The idea expressed in this objective is ....... 

beneficial 0 OS, Ne te ee armel 
appropriate too) inappropriate 
timely oo Mt tinely 
feasible Bae ie 2 infeasible 
logical Bo et oe eb ogicall 
realistic : : : : : : unrealistic 

The statement of this objective is . 1. 6 sw ew ew wes 

clear — So A nelear 
understandable :_ 3: 3 so? 33s confusing 
meaningful toss meaningless 
adequate fot Ss inadequate 

COMMENTS: Please list here any suggestions you have or problems you 
foresee concerning this objective. 

* For the sake of brevity,’the semantic differential scale below each 
goal has not been reproduced for the next 23 objectives. It is to 
be understood that the instrument sent to the respondents consisted 
of 23 pages, one goal/page, with the full scale included for each 

- 37 - 


so oreere eee — Pee ot eee eeeen teen me tee 

Department of Educational Research 
College of Fducution October & , 1970 

Dear : 

Your participation was requested in a survey of the United 
States Office of Education objectives for School Personnel 
Utilization (SPU) which was mailed September 4, 1970. To date, 
we have not received your x;esponsé to the questionnaire. As 
stated in the initial letter, the sample of participants was 
incentionally kept small. Thus, your response is extremely 
importent in order to make a valid analysis of the results. 

It is rare that the U. S. 0. E. permits such evaluation of 
: its goals and objectives. You are in a position of making a 
rare and valued contribution to the establishment of the 
national SPU goals and objectives.

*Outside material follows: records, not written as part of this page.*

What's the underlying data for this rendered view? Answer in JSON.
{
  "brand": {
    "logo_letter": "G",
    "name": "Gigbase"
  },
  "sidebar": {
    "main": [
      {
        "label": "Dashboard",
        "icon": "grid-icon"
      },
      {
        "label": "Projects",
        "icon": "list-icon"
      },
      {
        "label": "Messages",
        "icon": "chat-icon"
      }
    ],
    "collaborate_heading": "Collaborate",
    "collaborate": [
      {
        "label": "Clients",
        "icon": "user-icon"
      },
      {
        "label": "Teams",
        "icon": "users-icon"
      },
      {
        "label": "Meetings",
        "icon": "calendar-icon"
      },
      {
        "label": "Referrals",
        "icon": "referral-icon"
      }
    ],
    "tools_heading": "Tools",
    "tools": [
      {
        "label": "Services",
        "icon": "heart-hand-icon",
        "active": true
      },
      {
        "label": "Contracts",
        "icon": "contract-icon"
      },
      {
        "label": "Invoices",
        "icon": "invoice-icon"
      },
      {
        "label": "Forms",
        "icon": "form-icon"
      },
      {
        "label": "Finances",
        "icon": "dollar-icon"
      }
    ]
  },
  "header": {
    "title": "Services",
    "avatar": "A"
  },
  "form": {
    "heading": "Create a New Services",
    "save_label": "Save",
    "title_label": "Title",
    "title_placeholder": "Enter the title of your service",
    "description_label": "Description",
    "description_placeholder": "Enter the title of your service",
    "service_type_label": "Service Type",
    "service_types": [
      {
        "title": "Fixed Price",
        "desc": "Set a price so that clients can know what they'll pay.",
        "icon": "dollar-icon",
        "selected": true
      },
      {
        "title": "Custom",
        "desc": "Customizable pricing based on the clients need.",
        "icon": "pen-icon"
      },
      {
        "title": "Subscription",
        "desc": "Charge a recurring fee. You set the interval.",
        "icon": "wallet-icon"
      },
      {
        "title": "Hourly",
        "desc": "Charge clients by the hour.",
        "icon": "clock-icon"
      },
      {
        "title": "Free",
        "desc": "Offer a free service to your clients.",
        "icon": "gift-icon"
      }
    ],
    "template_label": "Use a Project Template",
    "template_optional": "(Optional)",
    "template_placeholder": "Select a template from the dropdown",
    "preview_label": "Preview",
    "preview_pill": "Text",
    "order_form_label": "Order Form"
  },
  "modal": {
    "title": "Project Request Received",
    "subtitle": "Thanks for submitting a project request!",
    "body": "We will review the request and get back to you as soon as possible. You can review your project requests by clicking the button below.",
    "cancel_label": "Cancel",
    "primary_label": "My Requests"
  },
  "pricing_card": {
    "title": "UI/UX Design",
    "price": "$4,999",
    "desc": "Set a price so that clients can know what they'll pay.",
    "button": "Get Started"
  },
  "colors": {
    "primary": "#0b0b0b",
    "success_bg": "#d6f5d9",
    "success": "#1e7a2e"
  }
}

We hope that you will re- 
evaluate your decision not to participate in this survey and 
return your resporses to us immediately. 

Thank vou for your consideration. 

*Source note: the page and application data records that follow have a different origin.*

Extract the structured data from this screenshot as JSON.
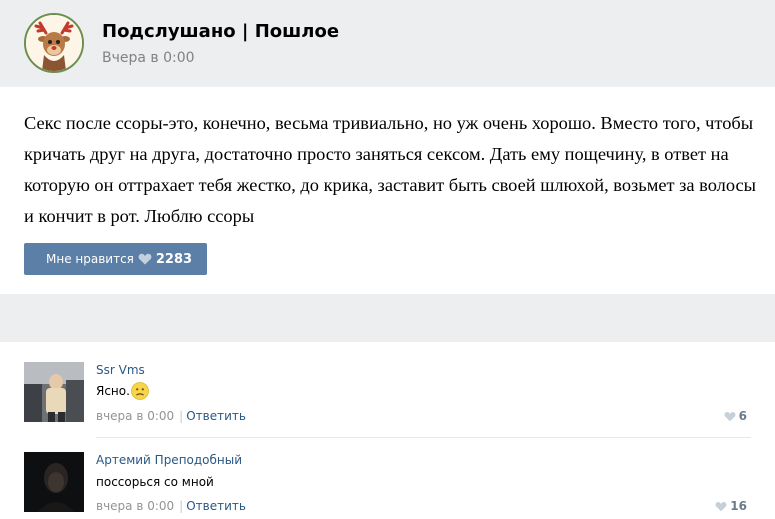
{
  "post": {
    "group_name": "Подслушано | Пошлое",
    "date": "Вчера в 0:00",
    "text": "Секс после ссоры-это, конечно, весьма тривиально, но уж очень хорошо. Вместо того, чтобы кричать друг на друга, достаточно просто заняться сексом. Дать ему пощечину, в ответ на которую он оттрахает тебя жестко, до крика, заставит быть своей шлюхой, возьмет за волосы и кончит в рот. Люблю ссоры",
    "like_label": "Мне нравится",
    "like_count": "2283"
  },
  "comments": [
    {
      "author": "Ssr Vms",
      "text": "Ясно.",
      "emoji": "slightly-frowning-face-icon",
      "date": "вчера в 0:00",
      "reply_label": "Ответить",
      "likes": "6"
    },
    {
      "author": "Артемий Преподобный",
      "text": "поссорься со мной",
      "date": "вчера в 0:00",
      "reply_label": "Ответить",
      "likes": "16"
    }
  ],
  "colors": {
    "header_bg": "#edeef0",
    "like_button_bg": "#5b7fa6",
    "link": "#2a5885",
    "meta": "#939393"
  }
}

Jacob G. Beard 
Associate Professor 

JGEs eg 

- 38 - 

Teble 1 

Means and Stendard Deviations 
Across Adjectives for Each Group and Objective 

Objective Respondent _. Teachers Administrators 
~ eee eet A Seen ee! 2. 

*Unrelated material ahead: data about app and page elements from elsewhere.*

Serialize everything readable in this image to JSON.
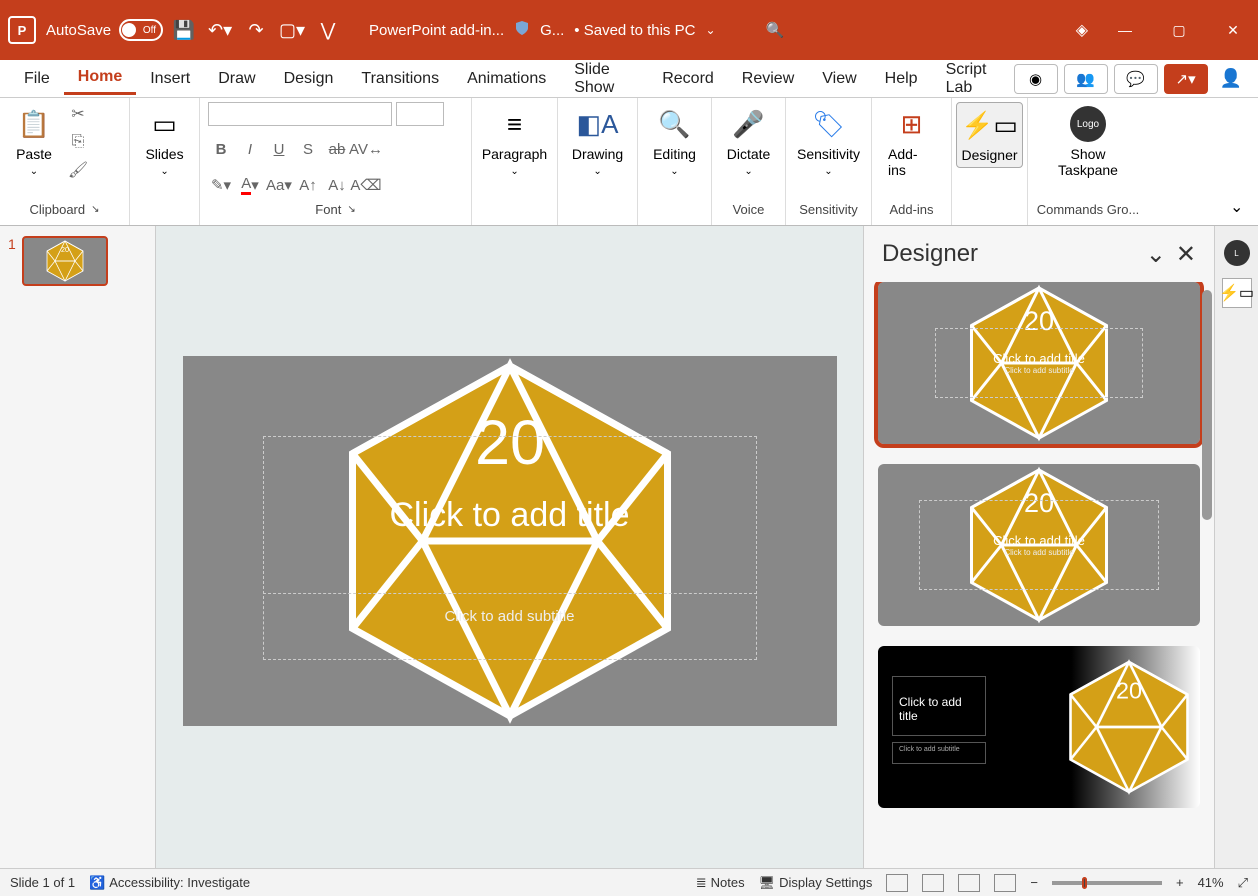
{
  "title": {
    "autosave_label": "AutoSave",
    "autosave_state": "Off",
    "addin_text": "PowerPoint add-in...",
    "sensitivity_short": "G...",
    "save_status": "• Saved to this PC"
  },
  "tabs": {
    "file": "File",
    "home": "Home",
    "insert": "Insert",
    "draw": "Draw",
    "design": "Design",
    "transitions": "Transitions",
    "animations": "Animations",
    "slideshow": "Slide Show",
    "record": "Record",
    "review": "Review",
    "view": "View",
    "help": "Help",
    "scriptlab": "Script Lab"
  },
  "ribbon": {
    "clipboard": {
      "paste": "Paste",
      "label": "Clipboard"
    },
    "slides": {
      "btn": "Slides"
    },
    "font": {
      "label": "Font"
    },
    "paragraph": {
      "btn": "Paragraph"
    },
    "drawing": {
      "btn": "Drawing"
    },
    "editing": {
      "btn": "Editing"
    },
    "voice": {
      "dictate": "Dictate",
      "label": "Voice"
    },
    "sensitivity": {
      "btn": "Sensitivity",
      "label": "Sensitivity"
    },
    "addins": {
      "btn": "Add-ins",
      "label": "Add-ins"
    },
    "designer": {
      "btn": "Designer"
    },
    "commands": {
      "btn": "Show Taskpane",
      "label": "Commands Gro...",
      "logo": "Logo"
    }
  },
  "thumbs": {
    "num1": "1"
  },
  "slide": {
    "title_ph": "Click to add title",
    "subtitle_ph": "Click to add subtitle",
    "d20_top": "20"
  },
  "designer_panel": {
    "title": "Designer",
    "card_title": "Click to add title",
    "card_sub": "Click to add subtitle"
  },
  "status": {
    "slide": "Slide 1 of 1",
    "accessibility": "Accessibility: Investigate",
    "notes": "Notes",
    "display": "Display Settings",
    "zoom": "41%"
  }
}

1 N83 6.26 og 6.29 56 

Overali Goal Not D.S. $396 0..75 5.82 0.96 

Differenciated ° DS. 6.20 .&: 6.10 .72 

Funet ie ns Not D.S. 5.68 Lear 5.82 1.72 


Differentiated n.S. 6.08 .98 5.76 12.02 

Salaries Not. DS. 5676 “0.98 5.98 1.03 


Flexible D.S. 6.64 .42 5.80 1.24 

Schedule Not D.S. 6.31 0.87 6.26 1.13 


Instruction D.S. Seis 2.82 5.64 1.42 

Modes Not N.S. 6.04 2.22 5.18 12.49 


Personus 1 D.S. 5.48 12.20 4.99 1.46 

Management Not D.S. 5.62 0.86 5.42 2.09 

: 7 

Professional DiSs 5.54 09 5.18 1,27 

Organizations Not D.S. Sele. L683: 5.19 12.80 


Instructional D.S. 6.00 68 6.49 .69 

Skills Not D.S. 6,39 0.88 5,74 12.81 


Personnel D.S. 5.66 1.04 6.05 1.25 

Attitudes Not D.S. 6.19 0.91 5.45 2.09 


Student D.S. 6.14 8&8 6.08 2.02 

Outcomes Not D.S. §.91 0.98 5.30 2.06 


Community D.S. 6.72 .4¢ 6.60 .5?7 

Participation Not D.S. 5.98 2.30 6.41 .84 

12 : 

Certification N.S. 6.18 2.27 6.49 .55 

Procedures Not D.S. 6.11 2.75 4.68 1.89 


Decision D.S. 6.28 1.50 5.76 .74 

Making Not D.S. 6.25 0.92 5.54 1.58 


Teacher D.S. 6.38 58 6.10 .72 

Training «42 



ne Prof. 


. 80 
- 84 

Table 2 

Means and Standard Deviations 
Across Objeetives for Fach Group and Adjective 

Adjectives Respondent __ Teachers Administrators College Prof. 
x 0G x 0 =. Q 

Beneficial D.S. 6.54 .46 6.31 .380 5.93 .34 
Not D.S. 6.39 .54 6.09 .69 6.29 .68 
Appropriate D.S. 6.47 .52 6.21 .42 5.81 .65 
Not D.S. 6.34 .56 5.99 .62 6.31 .57 
Timely D.S. 6.36 .69 6.25 .387 5.80 .é54 
Not D.S. 6.30 .64 6.04 .52 6.31 .54 
Feasibie D.S. 6.19 .64 5.72 .84 5.48 .56 
Not D.S. 5.79 .74 5.62 . .92 5.67 .64 
Logical D.S. 6.50 .67. 6.12 .62 5.54 .665 
: Not D.S. 6.17. .6é9 5.76 .98 6.16 .82 
Realistic D.S. 6.14 .72 5.65 .8&l 5.26 .38 
Not D.S 5.70 .80 5.28 1.00 5.63 .78 
Clear D.S. 5.64 .89 5.99 .70 4.85 1.28 
Not D.S. 6.12 12.02 Behl Bets 5.54 .74 
Unders .andable D.S. 5.61 .89 5.98 .64 4.80 2.27 
Not D.S. 6.18 .97 5.46 12.30 5.59 77 
Meaningful D.S. 6.03 .&2 5.78 .74 4.61 2.26 
Not D.S. 6.81 72.12 5.53 12.14 5.54 .79 
Adequate D.S. 5.04 2.62 5.49 .90 4.18 12.37 
Not D.S. 5.46 1.34 4.84 1.74 5.01 .90 

- 40 -